Ileal brake: neuropeptidergic control of intestinal transit

Curr Gastroenterol Rep. 2006 Oct;8(5):367-73. doi: 10.1007/s11894-006-0021-9.


Digestion and absorption of a meal are time-intensive processes. To optimize digestion and absorption, transit of the meal through the gastrointestinal tract is regulated by a complex integration of neuropeptidergic signals generated as the jejunal brake and ileal brake response to nutrients. Mediators involved in the slowing of transit responses include peptide YY (PYY), chemosensitive afferent neurons, intestinofugal nerves, noradrenergic nerves, myenteric serotonergic neurons, and opioid neurons. The activation of this circuitry modifies the peristaltic reflex to convert the intestinal motility pattern from propagative to segmenting. Fat is the most potent trigger of these transit control mechanisms. The integrated circuitry of gut peptides and neurons involved in transit control in response to nutrients is described in this review.

Publication types

  • Research Support, N.I.H., Extramural
  • Research Support, Non-U.S. Gov't
  • Review

MeSH terms

  • Animals
  • Dietary Carbohydrates / metabolism
  • Dietary Fats / metabolism
  • Dietary Proteins / metabolism
  • Digestion / physiology*
  • Gastrointestinal Transit / physiology*
  • Humans
  • Ileum / physiology*
  • Intestinal Absorption / drug effects
  • Intestinal Absorption / physiology*
  • Jejunum / physiology
  • Postprandial Period / physiology
  • Serotonin / pharmacology
  • Short Bowel Syndrome / physiopathology

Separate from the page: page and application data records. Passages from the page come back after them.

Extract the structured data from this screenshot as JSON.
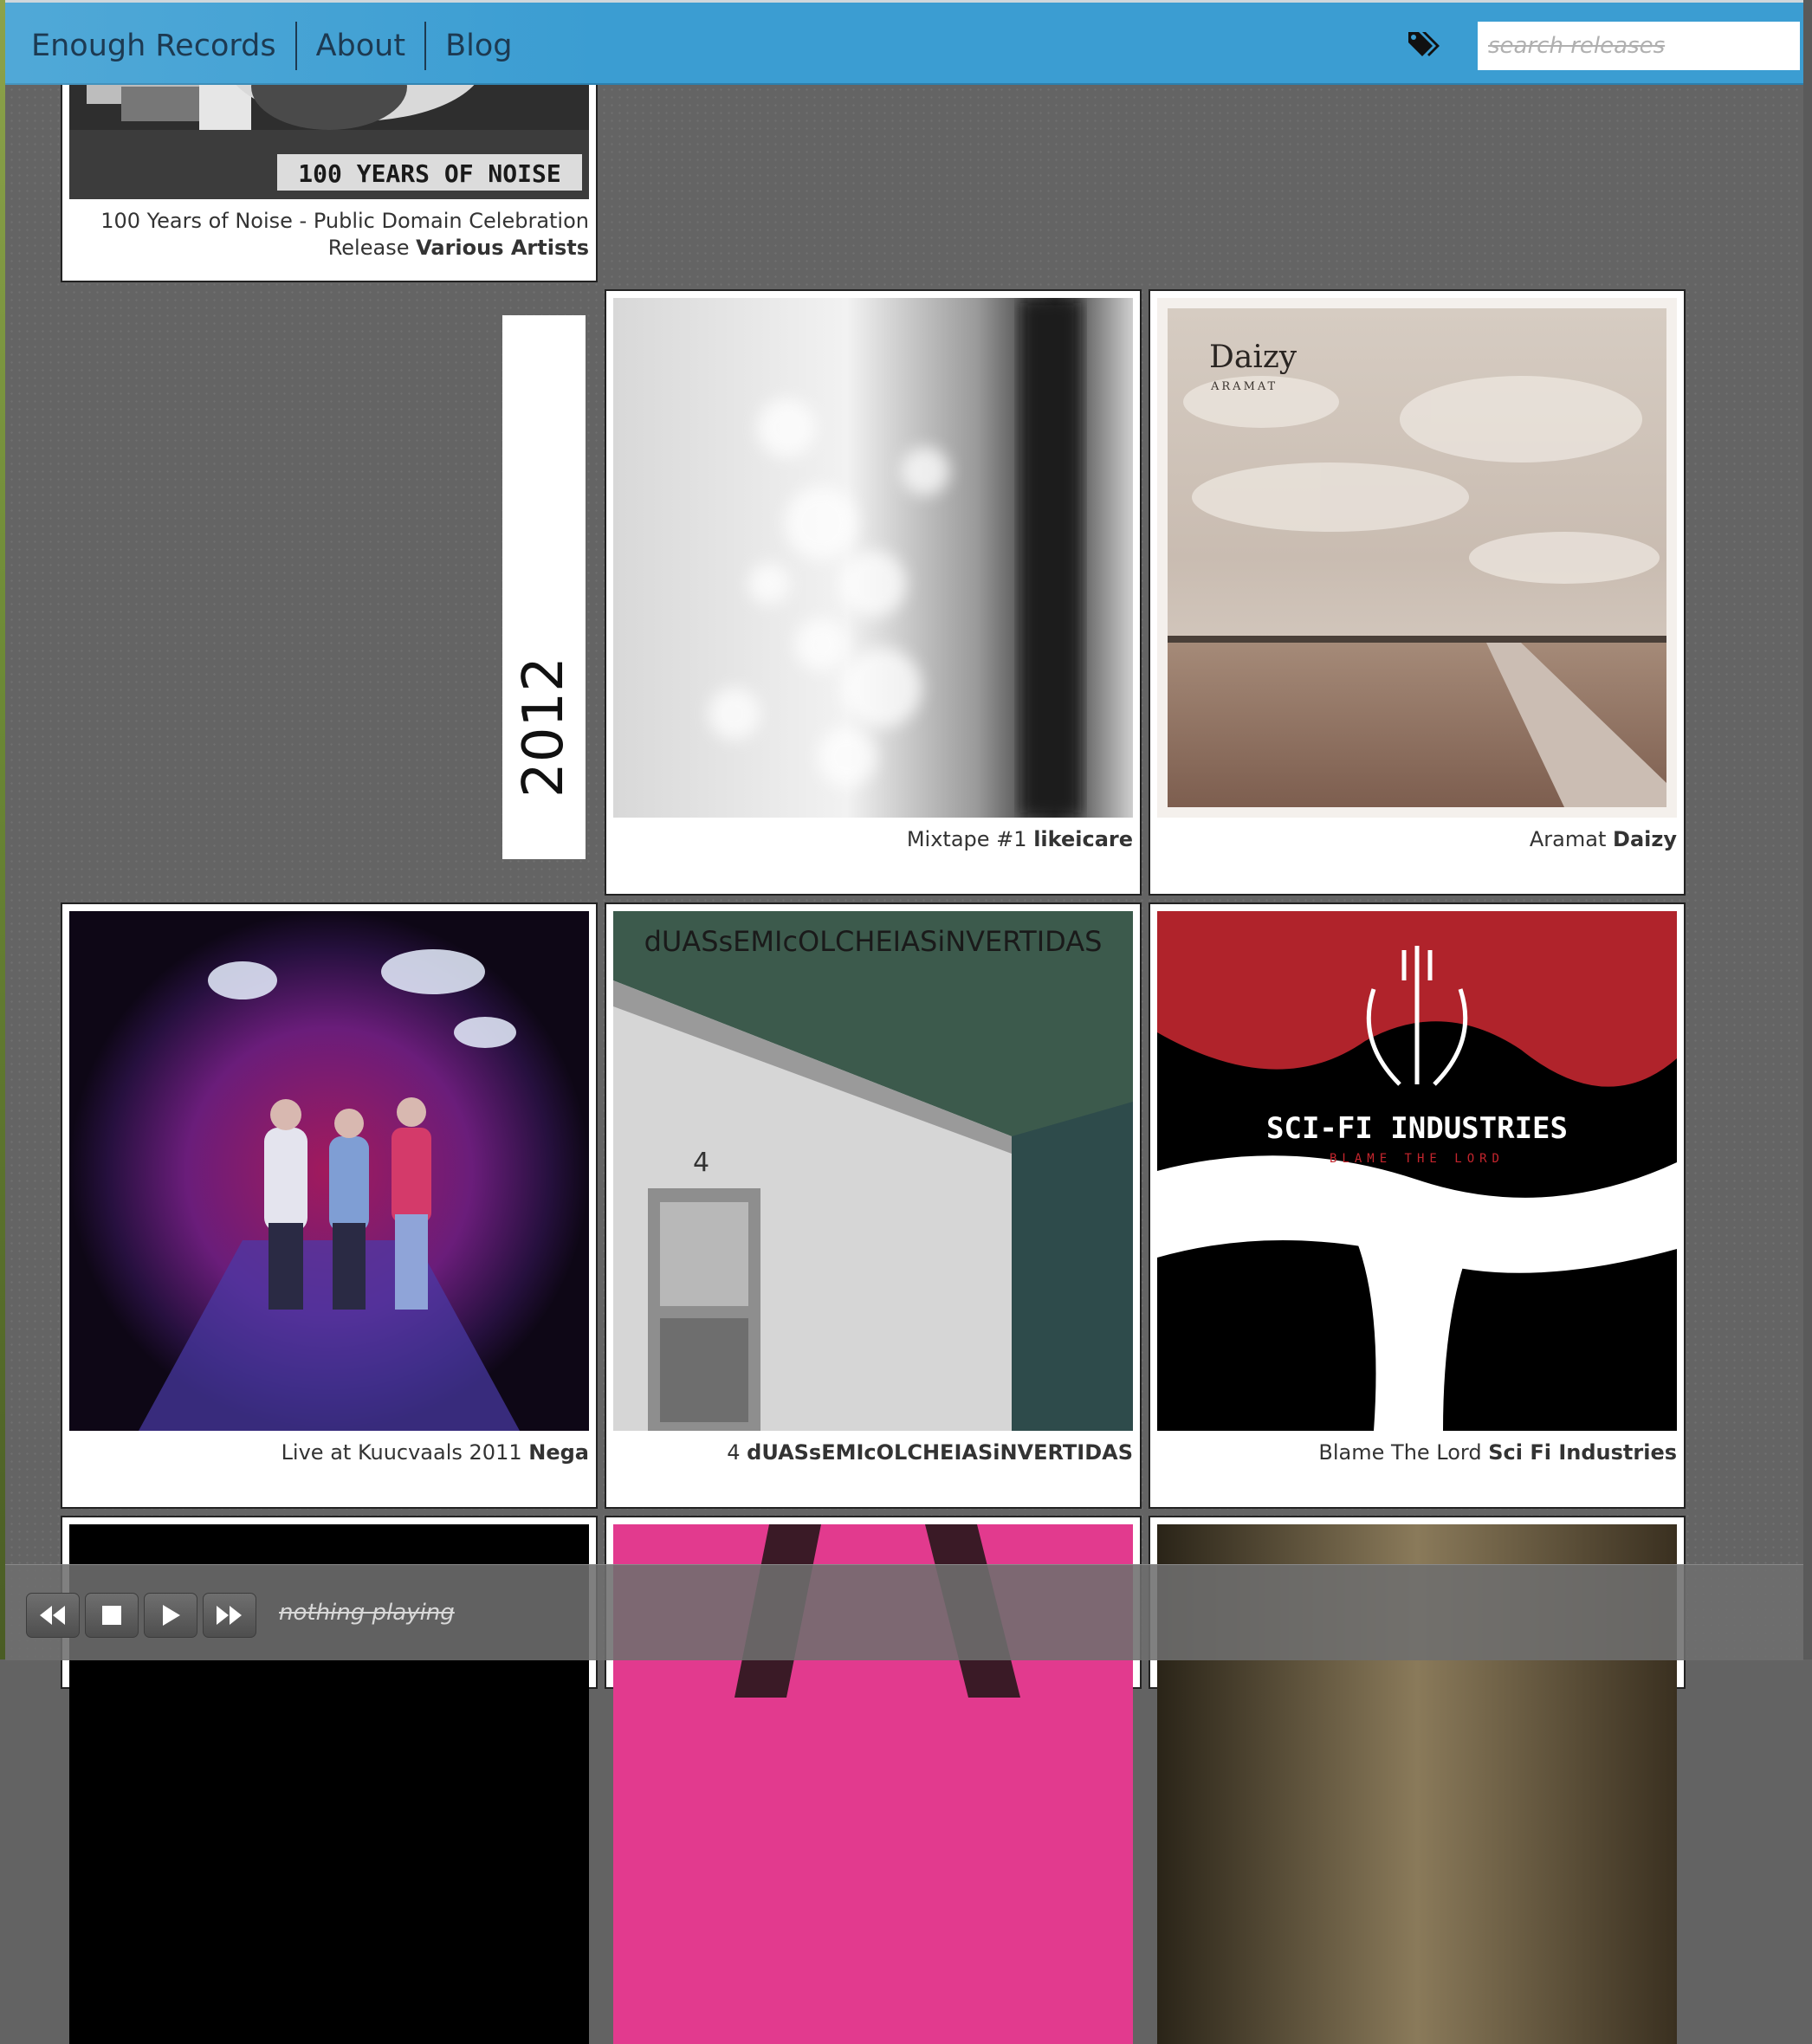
{
  "nav": {
    "brand": "Enough Records",
    "about": "About",
    "blog": "Blog"
  },
  "search": {
    "placeholder": "search releases"
  },
  "year_label": "2012",
  "releases": [
    {
      "title": "100 Years of Noise - Public Domain Celebration",
      "title_line2": "Release",
      "artist": "Various Artists",
      "cover_text": "100 YEARS OF NOISE"
    },
    {
      "title": "Mixtape #1",
      "artist": "likeicare"
    },
    {
      "title": "Aramat",
      "artist": "Daizy",
      "cover_title": "Daizy",
      "cover_subtitle": "ARAMAT"
    },
    {
      "title": "Live at Kuucvaals 2011",
      "artist": "Nega"
    },
    {
      "title": "4",
      "artist": "dUASsEMIcOLCHEIASiNVERTIDAS",
      "cover_title": "dUASsEMIcOLCHEIASiNVERTIDAS",
      "cover_number": "4"
    },
    {
      "title": "Blame The Lord",
      "artist": "Sci Fi Industries",
      "cover_title": "SCI-FI INDUSTRIES",
      "cover_subtitle": "BLAME THE LORD"
    }
  ],
  "player": {
    "status": "nothing playing"
  },
  "icons": [
    "tags-icon",
    "rewind-icon",
    "stop-icon",
    "play-icon",
    "fast-forward-icon"
  ],
  "colors": {
    "topbar": "#3b9dd2",
    "nav_text": "#1d3a52",
    "background": "#646464",
    "card": "#ffffff"
  }
}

  • Dietary Carbohydrates
  • Dietary Fats
  • Dietary Proteins
  • Serotonin